“Don’t know,” he shrugged. “I got it for being on the valedictorian list,”
Wad, Honza, and Lubo shared glances.
“Well, smell me,” Lubo teased.
Honza shoved his hands into his pockets.
“He’s more than a himbo, Loob,”
The choppy loudspeaker emitted a buzz that made all four young men wince. Then, a uniformed conductor jumped from the train and pulled out miniature stairs between two silver-plated cars.
Lubo led them toward the train.
“What kind of music you got on there, Maxi-Pad?”
“I listen to The-X,” he answered. “That should tell you,”
Wad spoke over his shoulder. “It’s the only station that plays Interpol,”
“Is that the band with the tone-deaf singer?” Lubo asked.
“Paul Banks is a fucking poet, man,” said Wad.
“I like Interpol,” Honza said, climbing the steps. “The Editors are better, though,”
“I got into She Wants Revenge,” Max said. “Until my mom started listening to them.”
“Man, mine listens to that CD constantly,” Wad groused. “I’m like, mom, you’re not in high school anymore. Let that shit go.”
The others laughed while following Honza past two rows of cushioned seats.
“All them sound too much like Joy Division,” Lubo said.
“Silversun Pickups are good, too,” Max said.
Honza stopped in the aisle. “I can feel your stare, Loob,”
“I hope so, son.” Lubo’s breath tickled his ear. “They wrote a whole ass song about a lazy eye.”
Wad snorted. “That’s cold-blooded,”
“I know, dude,” Max agreed, laughing. “What the hell?”
Lubo said, “All I know is that youns have taste for shit,”
“Sorry, it’s not Biggy, Tupac, or Mary J Blige,” Honza said, matching his ticket number to a seat in the back.

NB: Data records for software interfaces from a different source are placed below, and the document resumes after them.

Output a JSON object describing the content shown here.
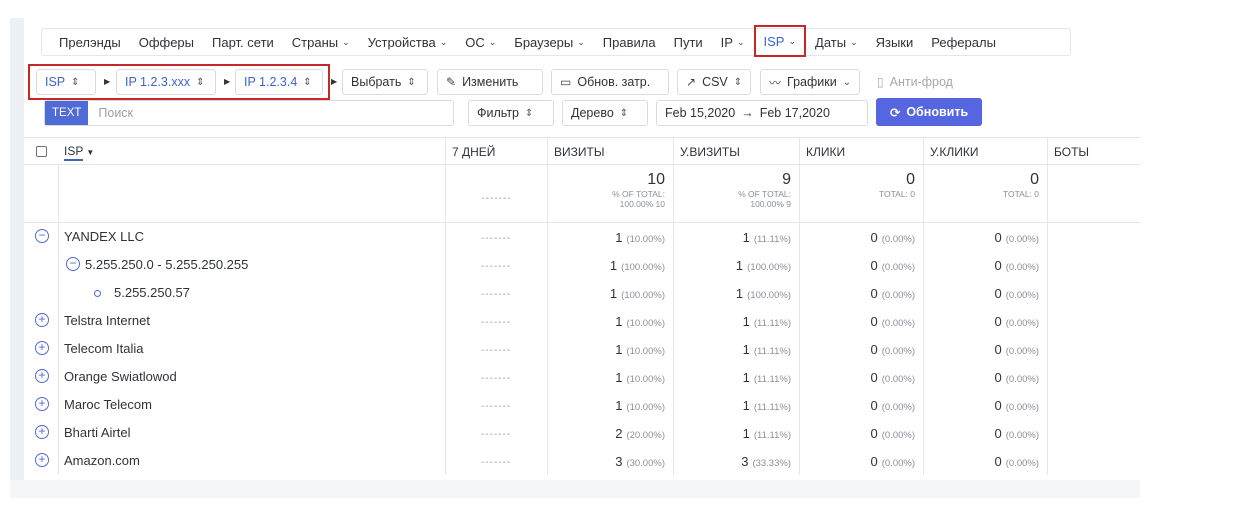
{
  "tabs": [
    {
      "label": "Прелэнды",
      "chev": false
    },
    {
      "label": "Офферы",
      "chev": false
    },
    {
      "label": "Парт. сети",
      "chev": false
    },
    {
      "label": "Страны",
      "chev": true
    },
    {
      "label": "Устройства",
      "chev": true
    },
    {
      "label": "ОС",
      "chev": true
    },
    {
      "label": "Браузеры",
      "chev": true
    },
    {
      "label": "Правила",
      "chev": false
    },
    {
      "label": "Пути",
      "chev": false
    },
    {
      "label": "IP",
      "chev": true
    },
    {
      "label": "ISP",
      "chev": true,
      "active": true
    },
    {
      "label": "Даты",
      "chev": true
    },
    {
      "label": "Языки",
      "chev": false
    },
    {
      "label": "Рефералы",
      "chev": false
    }
  ],
  "grouping": {
    "level1": "ISP",
    "level2": "IP 1.2.3.xxx",
    "level3": "IP 1.2.3.4",
    "select": "Выбрать"
  },
  "toolbar": {
    "edit": "Изменить",
    "update_costs": "Обнов. затр.",
    "csv": "CSV",
    "charts": "Графики",
    "antifraud": "Анти-фрод"
  },
  "search": {
    "badge": "TEXT",
    "placeholder": "Поиск",
    "filter": "Фильтр",
    "tree": "Дерево",
    "date_from": "Feb 15,2020",
    "date_arrow": "→",
    "date_to": "Feb 17,2020",
    "refresh": "Обновить"
  },
  "columns": {
    "isp": "ISP",
    "days7": "7 ДНЕЙ",
    "visits": "ВИЗИТЫ",
    "uvisits": "У.ВИЗИТЫ",
    "clicks": "КЛИКИ",
    "uclicks": "У.КЛИКИ",
    "bots": "БОТЫ"
  },
  "totals": {
    "sparkline": "-------",
    "visits": "10",
    "visits_sub1": "% OF TOTAL:",
    "visits_sub2": "100.00% 10",
    "uvisits": "9",
    "uvisits_sub1": "% OF TOTAL:",
    "uvisits_sub2": "100.00% 9",
    "clicks": "0",
    "clicks_sub": "TOTAL: 0",
    "uclicks": "0",
    "uclicks_sub": "TOTAL: 0"
  },
  "rows": [
    {
      "name": "YANDEX LLC",
      "icon": "minus",
      "indent": 0,
      "spark": "-------",
      "visits": "1",
      "visits_pct": "(10.00%)",
      "uvisits": "1",
      "uvisits_pct": "(11.11%)",
      "clicks": "0",
      "clicks_pct": "(0.00%)",
      "uclicks": "0",
      "uclicks_pct": "(0.00%)"
    },
    {
      "name": "5.255.250.0 - 5.255.250.255",
      "icon": "minus",
      "indent": 1,
      "spark": "-------",
      "visits": "1",
      "visits_pct": "(100.00%)",
      "uvisits": "1",
      "uvisits_pct": "(100.00%)",
      "clicks": "0",
      "clicks_pct": "(0.00%)",
      "uclicks": "0",
      "uclicks_pct": "(0.00%)"
    },
    {
      "name": "5.255.250.57",
      "icon": "dot",
      "indent": 2,
      "spark": "-------",
      "visits": "1",
      "visits_pct": "(100.00%)",
      "uvisits": "1",
      "uvisits_pct": "(100.00%)",
      "clicks": "0",
      "clicks_pct": "(0.00%)",
      "uclicks": "0",
      "uclicks_pct": "(0.00%)"
    },
    {
      "name": "Telstra Internet",
      "icon": "plus",
      "indent": 0,
      "spark": "-------",
      "visits": "1",
      "visits_pct": "(10.00%)",
      "uvisits": "1",
      "uvisits_pct": "(11.11%)",
      "clicks": "0",
      "clicks_pct": "(0.00%)",
      "uclicks": "0",
      "uclicks_pct": "(0.00%)"
    },
    {
      "name": "Telecom Italia",
      "icon": "plus",
      "indent": 0,
      "spark": "-------",
      "visits": "1",
      "visits_pct": "(10.00%)",
      "uvisits": "1",
      "uvisits_pct": "(11.11%)",
      "clicks": "0",
      "clicks_pct": "(0.00%)",
      "uclicks": "0",
      "uclicks_pct": "(0.00%)"
    },
    {
      "name": "Orange Swiatlowod",
      "icon": "plus",
      "indent": 0,
      "spark": "-------",
      "visits": "1",
      "visits_pct": "(10.00%)",
      "uvisits": "1",
      "uvisits_pct": "(11.11%)",
      "clicks": "0",
      "clicks_pct": "(0.00%)",
      "uclicks": "0",
      "uclicks_pct": "(0.00%)"
    },
    {
      "name": "Maroc Telecom",
      "icon": "plus",
      "indent": 0,
      "spark": "-------",
      "visits": "1",
      "visits_pct": "(10.00%)",
      "uvisits": "1",
      "uvisits_pct": "(11.11%)",
      "clicks": "0",
      "clicks_pct": "(0.00%)",
      "uclicks": "0",
      "uclicks_pct": "(0.00%)"
    },
    {
      "name": "Bharti Airtel",
      "icon": "plus",
      "indent": 0,
      "spark": "-------",
      "visits": "2",
      "visits_pct": "(20.00%)",
      "uvisits": "1",
      "uvisits_pct": "(11.11%)",
      "clicks": "0",
      "clicks_pct": "(0.00%)",
      "uclicks": "0",
      "uclicks_pct": "(0.00%)"
    },
    {
      "name": "Amazon.com",
      "icon": "plus",
      "indent": 0,
      "spark": "-------",
      "visits": "3",
      "visits_pct": "(30.00%)",
      "uvisits": "3",
      "uvisits_pct": "(33.33%)",
      "clicks": "0",
      "clicks_pct": "(0.00%)",
      "uclicks": "0",
      "uclicks_pct": "(0.00%)"
    }
  ]
}
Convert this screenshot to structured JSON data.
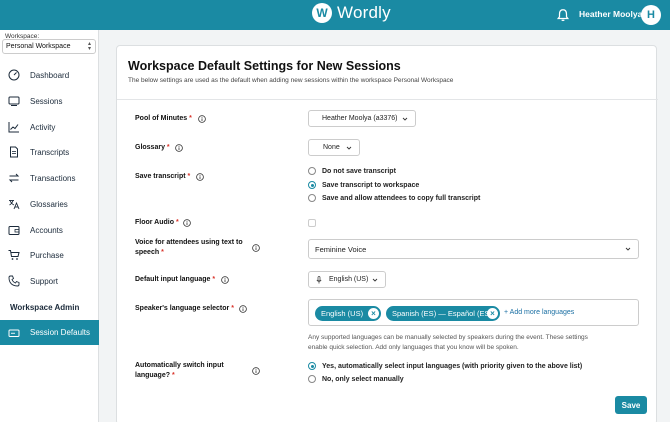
{
  "header": {
    "logo_mark": "W",
    "logo_text": "Wordly",
    "user_name": "Heather Moolya",
    "avatar_initial": "H"
  },
  "sidebar": {
    "workspace_label": "Workspace:",
    "workspace_value": "Personal Workspace",
    "items": [
      {
        "label": "Dashboard",
        "icon": "dashboard-icon"
      },
      {
        "label": "Sessions",
        "icon": "monitor-icon"
      },
      {
        "label": "Activity",
        "icon": "chart-line-icon"
      },
      {
        "label": "Transcripts",
        "icon": "document-icon"
      },
      {
        "label": "Transactions",
        "icon": "arrows-swap-icon"
      },
      {
        "label": "Glossaries",
        "icon": "translate-icon"
      },
      {
        "label": "Accounts",
        "icon": "wallet-icon"
      },
      {
        "label": "Purchase",
        "icon": "cart-icon"
      },
      {
        "label": "Support",
        "icon": "phone-icon"
      }
    ],
    "section_label": "Workspace Admin",
    "active_item": {
      "label": "Session Defaults",
      "icon": "session-defaults-icon"
    }
  },
  "main": {
    "title": "Workspace Default Settings for New Sessions",
    "description": "The below settings are used as the default when adding new sessions within the workspace Personal Workspace",
    "pool_of_minutes": {
      "label": "Pool of Minutes",
      "req": "*",
      "value": "Heather Moolya (a3376)"
    },
    "glossary": {
      "label": "Glossary",
      "req": "*",
      "value": "None"
    },
    "save_transcript": {
      "label": "Save transcript",
      "req": "*",
      "options": [
        "Do not save transcript",
        "Save transcript to workspace",
        "Save and allow attendees to copy full transcript"
      ],
      "selected": 1
    },
    "floor_audio": {
      "label": "Floor Audio",
      "req": "*",
      "checked": false
    },
    "voice": {
      "label_line1": "Voice for attendees using text to",
      "label_line2": "speech",
      "req": "*",
      "value": "Feminine Voice"
    },
    "input_language": {
      "label": "Default input language",
      "req": "*",
      "value": "English (US)"
    },
    "speaker_selector": {
      "label": "Speaker's language selector",
      "req": "*",
      "chips": [
        "English (US)",
        "Spanish (ES) — Español (ES)"
      ],
      "add_link": "+ Add more languages",
      "helper_line1": "Any supported languages can be manually selected by speakers during the event. These settings",
      "helper_line2": "enable quick selection. Add only languages that you know will be spoken."
    },
    "auto_switch": {
      "label_line1": "Automatically switch input",
      "label_line2": "language?",
      "req": "*",
      "options": [
        "Yes, automatically select input languages (with priority given to the above list)",
        "No, only select manually"
      ],
      "selected": 0
    },
    "save_label": "Save"
  },
  "colors": {
    "brand": "#1a8aa3",
    "required": "#d9342b"
  }
}
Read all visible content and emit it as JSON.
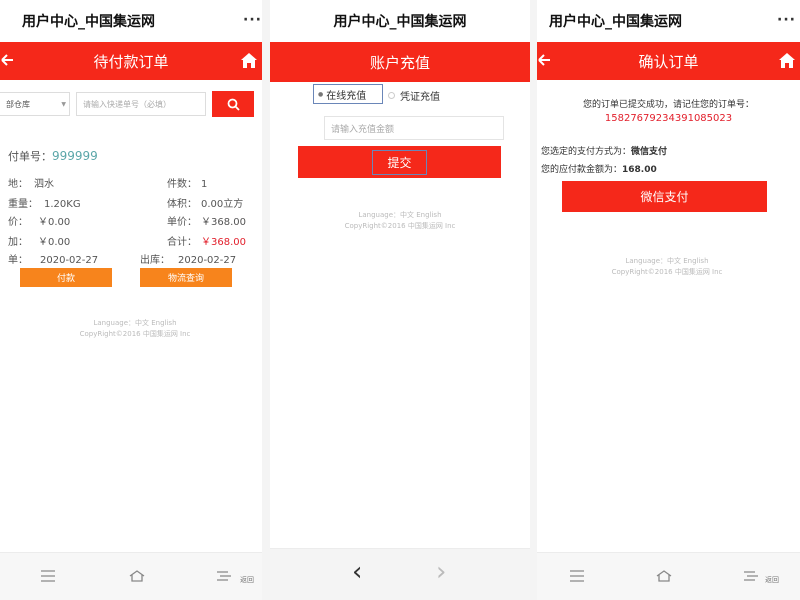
{
  "colors": {
    "brand_red": "#f5281a",
    "orange": "#f7841c",
    "order_red": "#e2202c",
    "order_teal": "#5aa6a8"
  },
  "panel1": {
    "window_title": "用户中心_中国集运网",
    "more_label": "···",
    "header": "待付款订单",
    "warehouse_select": "部仓库",
    "search_placeholder": "请输入快递单号（必填）",
    "order_label": "付单号：",
    "order_no": "999999",
    "fields": [
      {
        "label": "地：",
        "value": "泗水"
      },
      {
        "label": "件数：",
        "value": "1"
      },
      {
        "label": "重量：",
        "value": "1.20KG"
      },
      {
        "label": "体积：",
        "value": "0.00立方"
      },
      {
        "label": "价：",
        "value": "￥0.00"
      },
      {
        "label": "单价：",
        "value": "￥368.00"
      },
      {
        "label": "加：",
        "value": "￥0.00"
      },
      {
        "label": "合计：",
        "value": "￥368.00"
      },
      {
        "label": "单：",
        "value": "2020-02-27"
      },
      {
        "label": "出库：",
        "value": "2020-02-27"
      }
    ],
    "pay_button": "付款",
    "track_button": "物流查询",
    "footer_line1": "Language：中文 English",
    "footer_line2": "CopyRight©2016 中国集运网 Inc",
    "nav_back_label": "返回"
  },
  "panel2": {
    "header": "账户充值",
    "option_online": "在线充值",
    "option_voucher": "凭证充值",
    "amount_placeholder": "请输入充值金额",
    "submit_label": "提交",
    "footer_line1": "Language：中文 English",
    "footer_line2": "CopyRight©2016 中国集运网 Inc",
    "nav_prev": "‹",
    "nav_next": "›"
  },
  "panel3": {
    "window_title": "用户中心_中国集运网",
    "more_label": "···",
    "header": "确认订单",
    "success_msg": "您的订单已提交成功，请记住您的订单号：",
    "order_no": "15827679234391085023",
    "pay_method_label": "您选定的支付方式为：",
    "pay_method": "微信支付",
    "amount_label": "您的应付款金额为：",
    "amount": "168.00",
    "pay_button": "微信支付",
    "footer_line1": "Language：中文 English",
    "footer_line2": "CopyRight©2016 中国集运网 Inc",
    "nav_back_label": "返回"
  }
}
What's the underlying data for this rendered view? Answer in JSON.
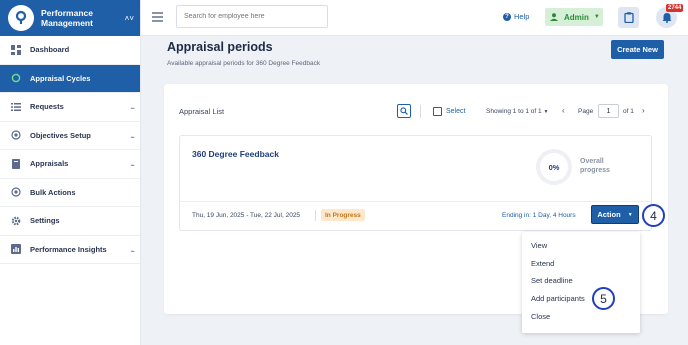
{
  "brand": {
    "title_line1": "Performance",
    "title_line2": "Management"
  },
  "sidebar": {
    "items": [
      {
        "label": "Dashboard",
        "icon": "dashboard-icon"
      },
      {
        "label": "Appraisal Cycles",
        "icon": "cycle-icon",
        "active": true
      },
      {
        "label": "Requests",
        "icon": "list-icon",
        "more": "..."
      },
      {
        "label": "Objectives Setup",
        "icon": "target-icon",
        "more": "..."
      },
      {
        "label": "Appraisals",
        "icon": "book-icon",
        "more": "..."
      },
      {
        "label": "Bulk Actions",
        "icon": "target-icon"
      },
      {
        "label": "Settings",
        "icon": "gear-icon"
      },
      {
        "label": "Performance Insights",
        "icon": "chart-icon",
        "more": "..."
      }
    ]
  },
  "topbar": {
    "search_placeholder": "Search for employee here",
    "help_label": "Help",
    "admin_label": "Admin",
    "notification_count": "2744"
  },
  "page": {
    "title": "Appraisal periods",
    "subtitle": "Available appraisal periods for 360 Degree Feedback",
    "create_button": "Create New"
  },
  "list": {
    "title": "Appraisal List",
    "select_label": "Select",
    "showing": "Showing 1 to 1 of 1",
    "page_label": "Page",
    "page_value": "1",
    "of_label": "of  1"
  },
  "cycle": {
    "name": "360 Degree Feedback",
    "progress": "0%",
    "progress_label_1": "Overall",
    "progress_label_2": "progress",
    "dates": "Thu, 19 Jun, 2025 - Tue, 22 Jul, 2025",
    "status": "In Progress",
    "ending": "Ending in: 1 Day, 4 Hours",
    "action_label": "Action"
  },
  "dropdown": {
    "items": [
      "View",
      "Extend",
      "Set deadline",
      "Add participants",
      "Close"
    ]
  },
  "callouts": {
    "action": "4",
    "add_participants": "5"
  },
  "colors": {
    "primary": "#1f5fa8",
    "status_bg": "#fde8cc",
    "status_text": "#c2761a",
    "badge": "#d8312f"
  }
}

All four chose seats next to one another. Max and Wad turned their two chairs around to face theirs while Lubo built a table-like mound in the legroom between them.
Honza stacked their bagged snowboards in the overhead.
“Those glasses are killing me, Honza,” Lubo proclaimed. “And if you aim them at the sun, I’m sure they’ll kill some ants, too.”
“He’s right, man,” said Wad. “Those are thicker than my grandpop’s,”
Honza shrugged. “I can’t wear contacts on the train,”
“Will they blow up like breast implants do on planes?” Wad asked.
Max widened his blue eyes. “Implants do that?”
“No, breast implants do not explode on airplanes.” Lubo scolded Wad. “Stop telling the boy shit like that,”
Honza cracked, “Just because yours didn’t explode, Loob,”
Max and Wad snickered, yet Lubo continued undaunted.
“My titties are one hundred percent real,” he sassed. “And I wouldn’t be smiling, Wad. You’ll be in a training bra after a year without rugby.”
They crowded like schoolchildren.
“You want the window seat, Magoo?” Lubo asked.
“That’s Mister Magoo to you,” said Honza. “And no, the aisle’s fine,”
Lubo pushed him aside and sat by the window.
“You take the window, Maxi-Pad,” Wad said, arm extended.
Max sat across from Lubo.
“You get motion sickness?” he asked.
“Nah, I hit the rowing machine this morning, then chugged an entire 64-ounce water.” Wad sat beside him. “I’m going to be pissing every ten minutes.”